We know about ridesharing, supper clubs, and pizza. Now, innovation is disrupting the flower industry. Say hello to entrepreneurs who are changing the way we express our feelings to our love interests, decorate our spaces, or cheer up an ailing loved one by creating flowers on demand.
Typically, around Valentine’s Day, milestone events such as birthdays or anniversaries, or for funerals, we seek out flower distributors. Whether it’s a dozen roses for an important date or a get well soon bouquet, Americans spend big on flowers. According to the National Retail Federation, Americans will spend $2.1 billion on flowers for Valentine’s Day alone – making the flower industry a multi-billion industry.
Yet, a few customers who were frustrated by the long waits, expensive costs, and impersonal nature of online flower buying, are bypassing the process and have started their own floral delivery services that tap into technology and local distribution means to create a new, custom delivery service for your flower needs.
Last February, a Washington, D.C.-based company called UrbanStems burst onto the scene after New Yorker Ajay Kori unsuccessfully tried to send his girlfriend in Philadelphia a bouquet of flowers for her birthday. When the flowers never arrived, he teamed up with a friend to create an online, on-demand flower service. They source flowers all the way from Ecuador and Colombia and deliver bouquets to the Washington D.C.-area and now New York City at a lower price than online competitors.
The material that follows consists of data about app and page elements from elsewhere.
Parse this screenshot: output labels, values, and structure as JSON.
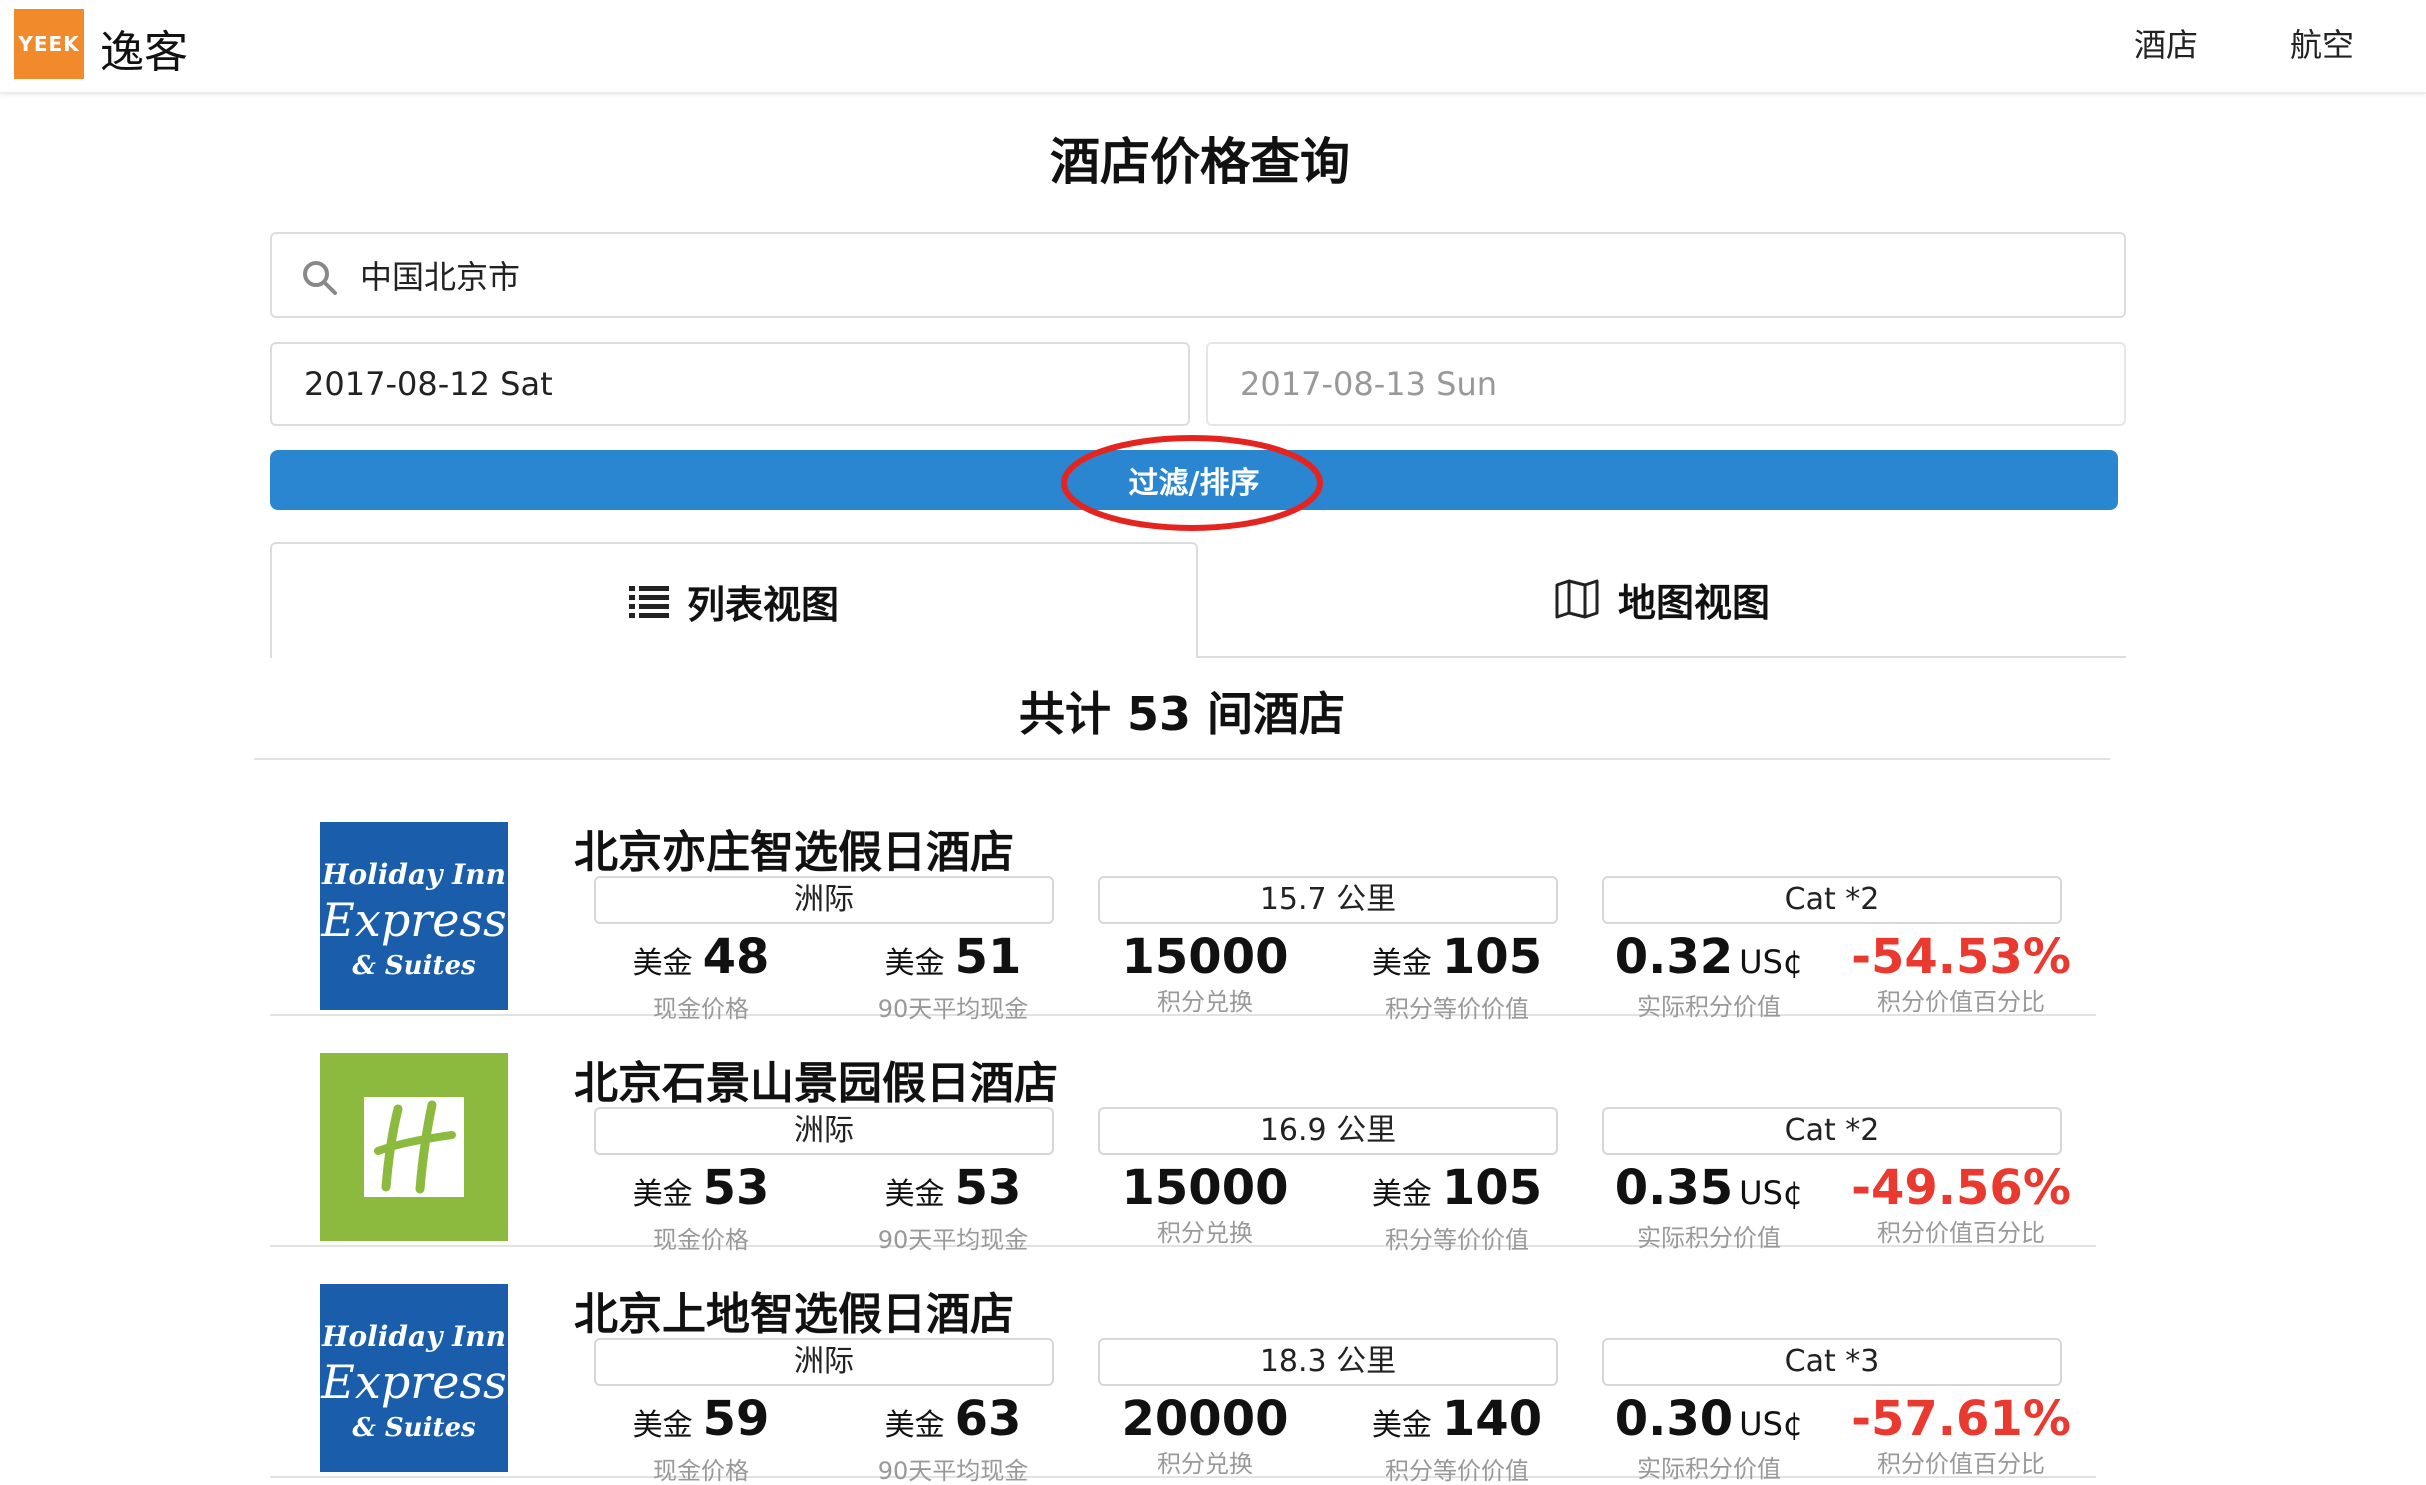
{
  "header": {
    "logo_text": "YEEK",
    "brand": "逸客",
    "nav": [
      {
        "label": "酒店"
      },
      {
        "label": "航空"
      }
    ]
  },
  "page_title": "酒店价格查询",
  "search": {
    "value": "中国北京市",
    "icon": "search-icon"
  },
  "dates": {
    "checkin": "2017-08-12 Sat",
    "checkout": "2017-08-13 Sun"
  },
  "filter_button": "过滤/排序",
  "highlight_color": "#e52420",
  "tabs": {
    "list": {
      "label": "列表视图",
      "icon": "list-icon"
    },
    "map": {
      "label": "地图视图",
      "icon": "map-icon"
    }
  },
  "result_count": "共计 53 间酒店",
  "labels": {
    "currency": "美金",
    "distance_unit": "公里",
    "cash_price": "现金价格",
    "avg_90d": "90天平均现金",
    "points_redeem": "积分兑换",
    "points_equiv": "积分等价价值",
    "actual_point_value": "实际积分价值",
    "point_value_pct": "积分价值百分比",
    "cent_unit": "US¢"
  },
  "colors": {
    "primary": "#2a86d1",
    "negative": "#ea3a30",
    "logo_orange": "#f08a2a",
    "hiex_blue": "#1a5eab",
    "hi_green": "#8cba3e"
  },
  "hotels": [
    {
      "name": "北京亦庄智选假日酒店",
      "logo": "holiday-inn-express",
      "logo_lines": [
        "Holiday Inn",
        "Express",
        "& Suites"
      ],
      "brand_group": "洲际",
      "distance": "15.7",
      "category": "Cat *2",
      "cash_price": "48",
      "avg_cash": "51",
      "points": "15000",
      "points_value": "105",
      "actual_value": "0.32",
      "value_pct": "-54.53%"
    },
    {
      "name": "北京石景山景园假日酒店",
      "logo": "holiday-inn",
      "brand_group": "洲际",
      "distance": "16.9",
      "category": "Cat *2",
      "cash_price": "53",
      "avg_cash": "53",
      "points": "15000",
      "points_value": "105",
      "actual_value": "0.35",
      "value_pct": "-49.56%"
    },
    {
      "name": "北京上地智选假日酒店",
      "logo": "holiday-inn-express",
      "logo_lines": [
        "Holiday Inn",
        "Express",
        "& Suites"
      ],
      "brand_group": "洲际",
      "distance": "18.3",
      "category": "Cat *3",
      "cash_price": "59",
      "avg_cash": "63",
      "points": "20000",
      "points_value": "140",
      "actual_value": "0.30",
      "value_pct": "-57.61%"
    }
  ]
}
The Washington Post tells the story of UrbanStems and explains how it works. In short, users can pick a bouquet, pay for it, write a personal note, and choose a delivery time of one-hour, two-hours or 24-hours. Working with bike couriers from Urban Delivery — a New York-based start-up that provides same-day delivery services for other start-ups – couriers shuttle the bouquets from the warehouse to their intended recipients, texting a photo of the bouquet after delivery for confirmation.
This is a big disruption to the flower delivery industry, but even in this new world of on-demand flowers, there is new competition.
Recently, 27-year-old female entrepreneur from New York Kate Gilman left her law firm job to start Petal by Pedal which delivers fresh flowers from farmer’s markets in a mason jar. Gilman and her staff of two work with a small fleet of independent bike deliverymen to deliver the individually made bouquets.
Calling it a flower concierge service, New York Daily News captures the battle of same-day floral delivery services:
"I loved the simplicity of buying a bundle of flowers at the farmer's market," but hated the heartless experience of buying online,” said Gilman, 27.
The Greenwich Village resident took that idea and ran with it, sourcing her blooms from New York City and Upstate farmers.
"We want to be a service that is your flower concierge," she said.
That model has blossomed for Gilman, who has corporate partnerships with lifestyle brands like designer Rebecca Minkoff and LUSH Spa.
"It's really a dynamic thing to be a part of, especially in a place like New York City, where it's really hard to notice little kindnesses,” said Gilman.
“There's always emotion in how people get flowers."
This is exciting because we’re seeing another sphere for disruption and innovation in the marketplace. When online ordering came into vogue, brick-and-mortar companies were turned upside down. Customers were limited to the hours of operation and whims of store owners. Barely a generation later, we’re seeing how the marketplace is responding to the heretofore impersonal nature of buying online.
The results are new options for consumers. It’s a beautiful thing to watch free enterprise and entrepreneurship flourish.
The only hindrance that can throw a monkey wrench into this industry is government regulation. Often this regulation is driven by established companies that don’t want completion and which have gained marketshare; secured protections in the law by lobbying their local, state and federal lawmakers; and made the rules for all to abide by.
As we've seen by the desperate responses of cab drivers to Lyft and Uber, many traditional companies have no idea how to respond to innovation—perhaps because they stopped innovating so long ago. Instead they protest and lobby lawmakers and regulators for short term victories. Innovation wins in the long run though.
So far so good in the flower world. Competition usually leads to two behaviors: more innovation or retrenchment. Let’s hope we see more of the former and none of the latter.